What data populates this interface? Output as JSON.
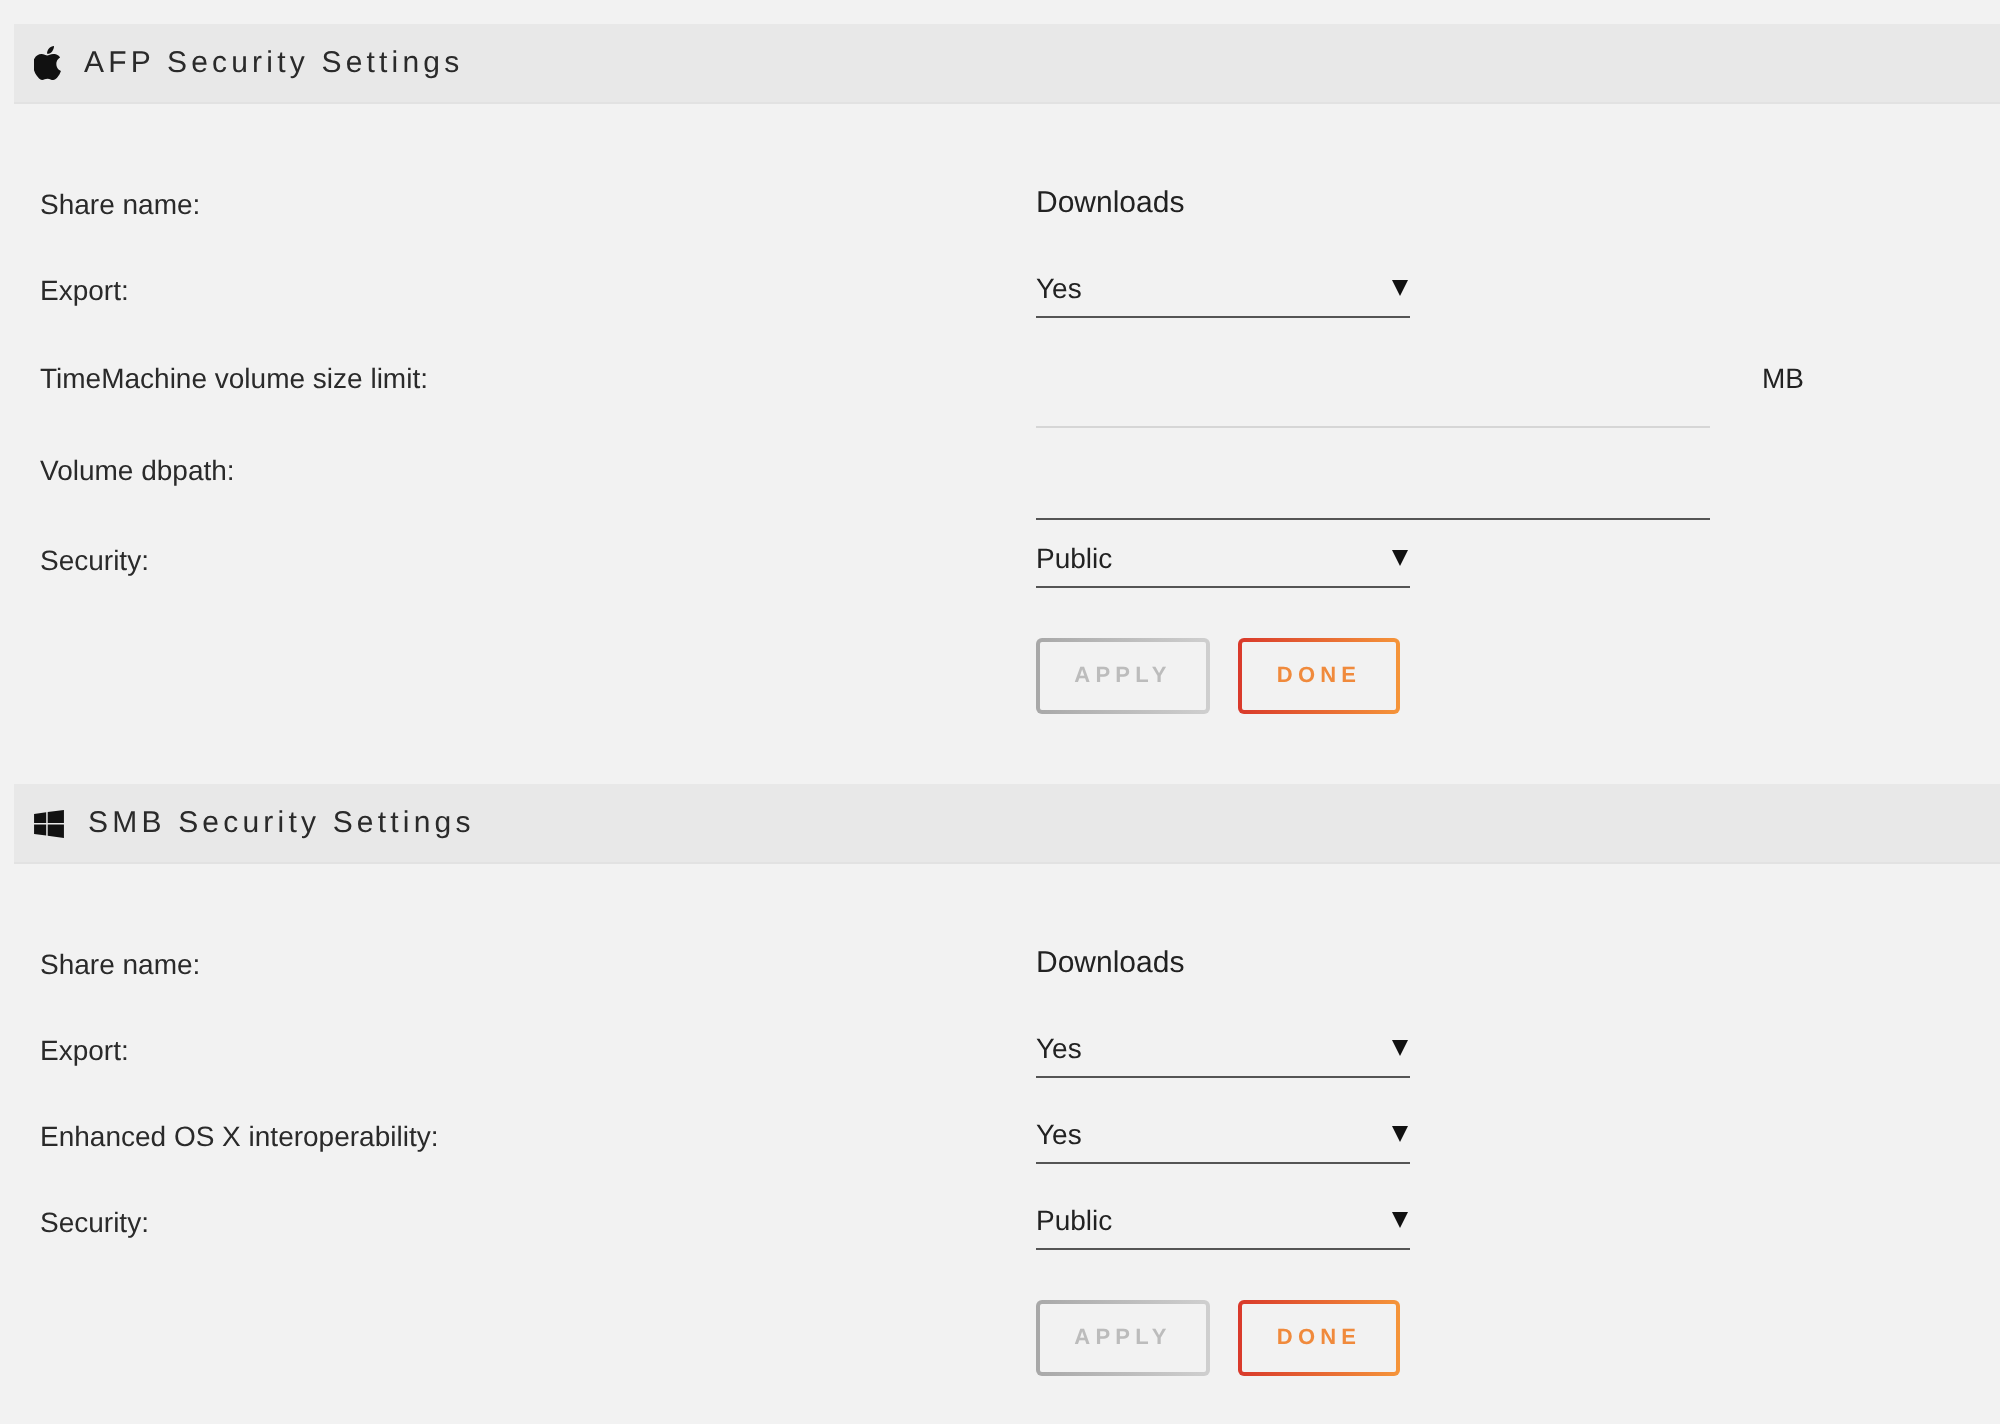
{
  "sections": [
    {
      "kind": "afp",
      "title": "AFP Security Settings",
      "fields": [
        {
          "kind": "text",
          "label": "Share name:",
          "value": "Downloads"
        },
        {
          "kind": "select",
          "label": "Export:",
          "value": "Yes"
        },
        {
          "kind": "input",
          "label": "TimeMachine volume size limit:",
          "disabled": true,
          "unit": "MB"
        },
        {
          "kind": "input",
          "label": "Volume dbpath:",
          "disabled": false
        },
        {
          "kind": "select",
          "label": "Security:",
          "value": "Public"
        }
      ],
      "buttons": [
        {
          "label": "APPLY",
          "disabled": true
        },
        {
          "label": "DONE",
          "disabled": false
        }
      ]
    },
    {
      "kind": "smb",
      "title": "SMB Security Settings",
      "fields": [
        {
          "kind": "text",
          "label": "Share name:",
          "value": "Downloads"
        },
        {
          "kind": "select",
          "label": "Export:",
          "value": "Yes"
        },
        {
          "kind": "select",
          "label": "Enhanced OS X interoperability:",
          "value": "Yes"
        },
        {
          "kind": "select",
          "label": "Security:",
          "value": "Public"
        }
      ],
      "buttons": [
        {
          "label": "APPLY",
          "disabled": true
        },
        {
          "label": "DONE",
          "disabled": false
        }
      ]
    }
  ]
}
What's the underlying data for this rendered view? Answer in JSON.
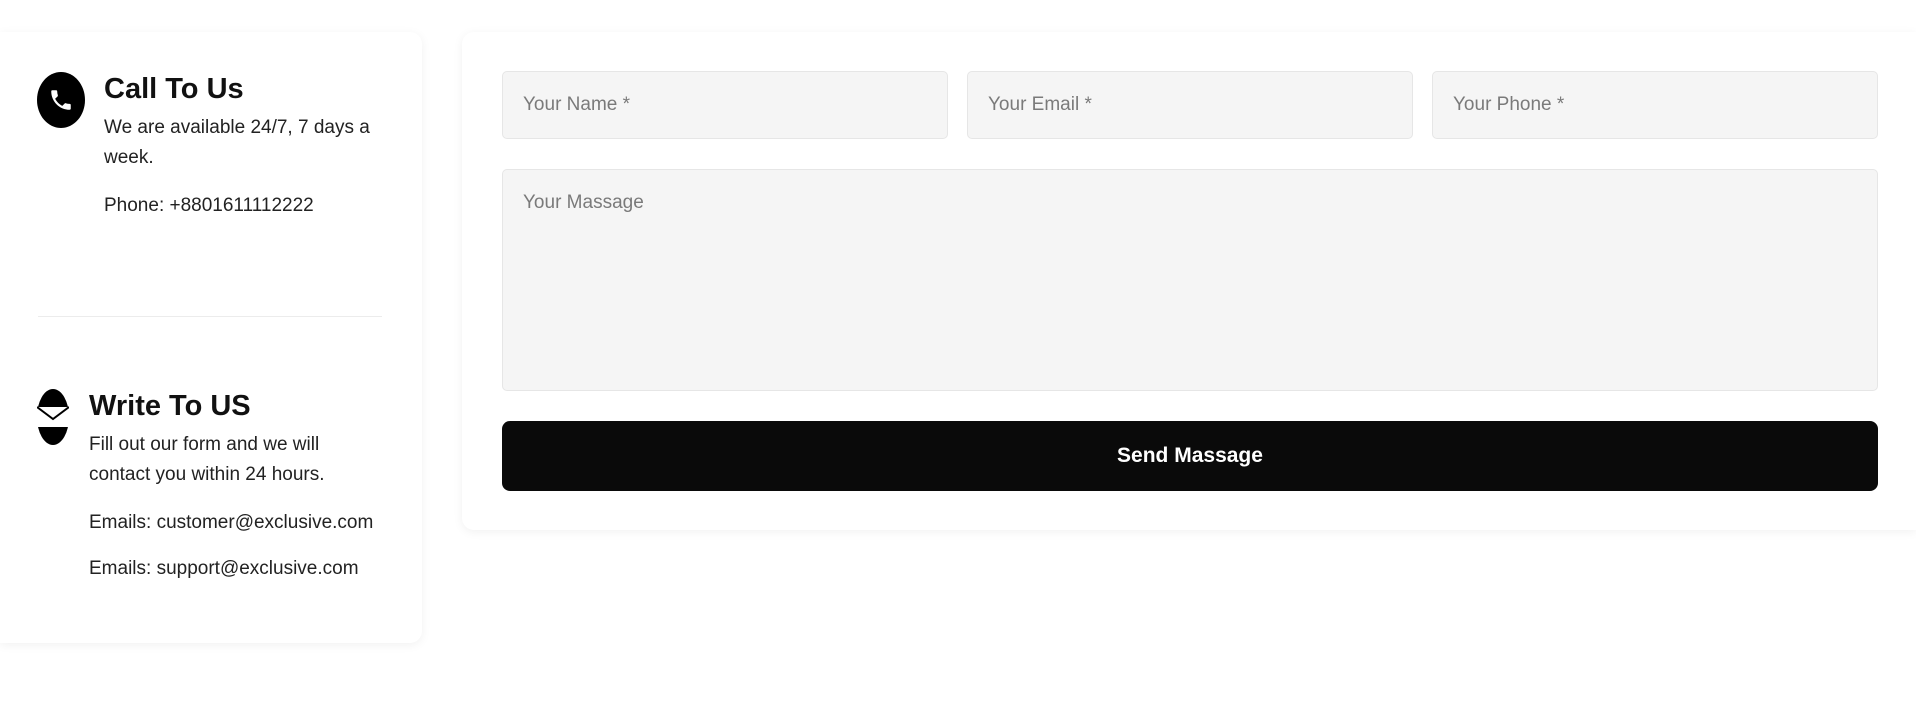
{
  "contact": {
    "call": {
      "icon": "phone-icon",
      "title": "Call To Us",
      "description": "We are available 24/7, 7 days a week.",
      "phone": "Phone: +8801611112222"
    },
    "write": {
      "icon": "mail-icon",
      "title": "Write To US",
      "description": "Fill out our form and we will contact you within 24 hours.",
      "email_customer": "Emails: customer@exclusive.com",
      "email_support": "Emails: support@exclusive.com"
    }
  },
  "form": {
    "name_placeholder": "Your Name *",
    "email_placeholder": "Your Email *",
    "phone_placeholder": "Your Phone *",
    "message_placeholder": "Your Massage",
    "submit_label": "Send Massage"
  },
  "colors": {
    "accent": "#0a0a0a",
    "field_background": "#f5f5f5",
    "placeholder": "#7a7a7a"
  }
}
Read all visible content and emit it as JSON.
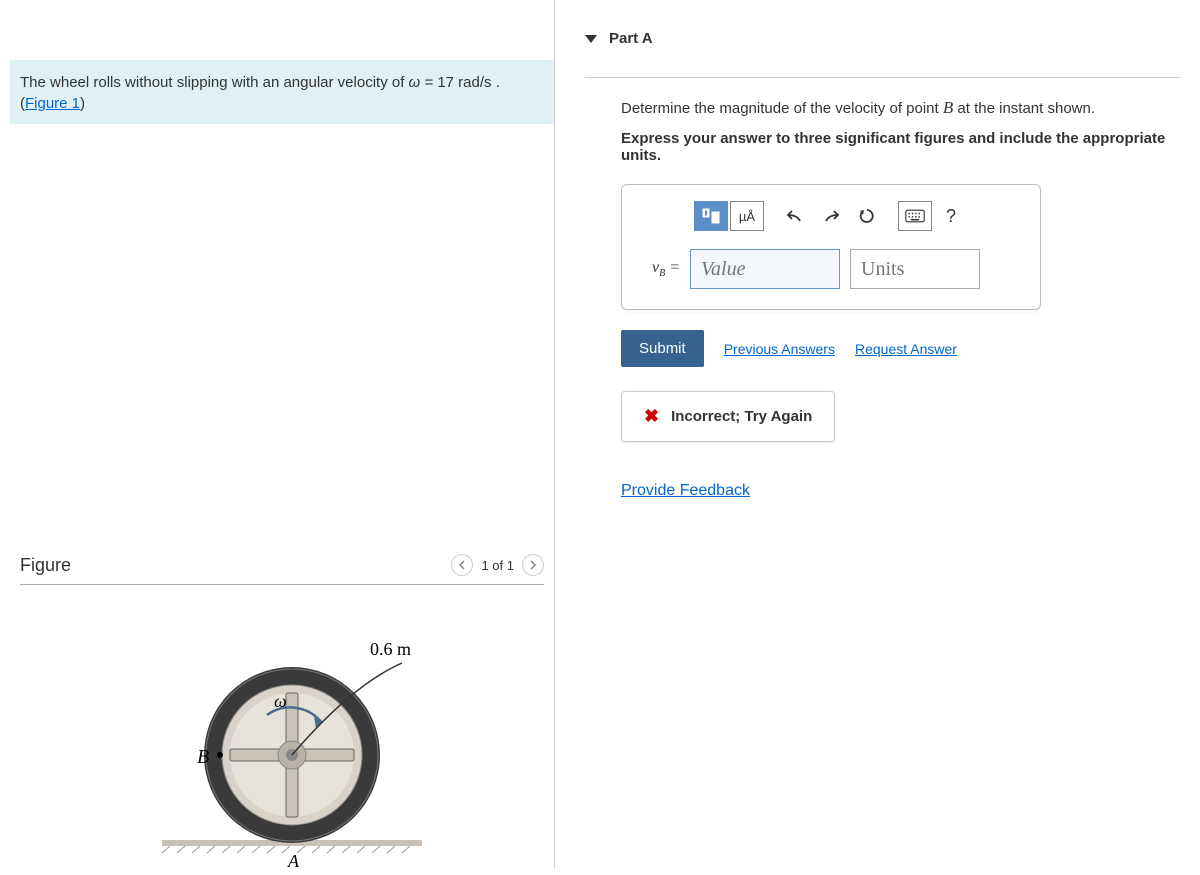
{
  "problem": {
    "text_before": "The wheel rolls without slipping with an angular velocity of ",
    "omega_sym": "ω =",
    "omega_val": "17 rad/s",
    "period": " . (",
    "figure_link": "Figure 1",
    "close": ")"
  },
  "figure": {
    "title": "Figure",
    "pager": "1 of 1",
    "radius_label": "0.6 m",
    "point_B": "B",
    "point_A": "A",
    "omega": "ω"
  },
  "part": {
    "title": "Part A",
    "instruction_pre": "Determine the magnitude of the velocity of point ",
    "instruction_var": "B",
    "instruction_post": " at the instant shown.",
    "sub_instruction": "Express your answer to three significant figures and include the appropriate units.",
    "toolbar": {
      "mu_a": "µÅ",
      "help": "?"
    },
    "var_label_v": "v",
    "var_label_sub": "B",
    "equals": " =",
    "value_placeholder": "Value",
    "units_placeholder": "Units",
    "submit": "Submit",
    "prev_answers": "Previous Answers",
    "request_answer": "Request Answer",
    "feedback": "Incorrect; Try Again"
  },
  "footer": {
    "provide_feedback": "Provide Feedback"
  }
}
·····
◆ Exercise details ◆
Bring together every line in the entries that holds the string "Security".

◆ Solution for this problem ◆
      "title": "AFP Security Settings",
          "label": "Security:",
      "title": "SMB Security Settings",
          "label": "Security:",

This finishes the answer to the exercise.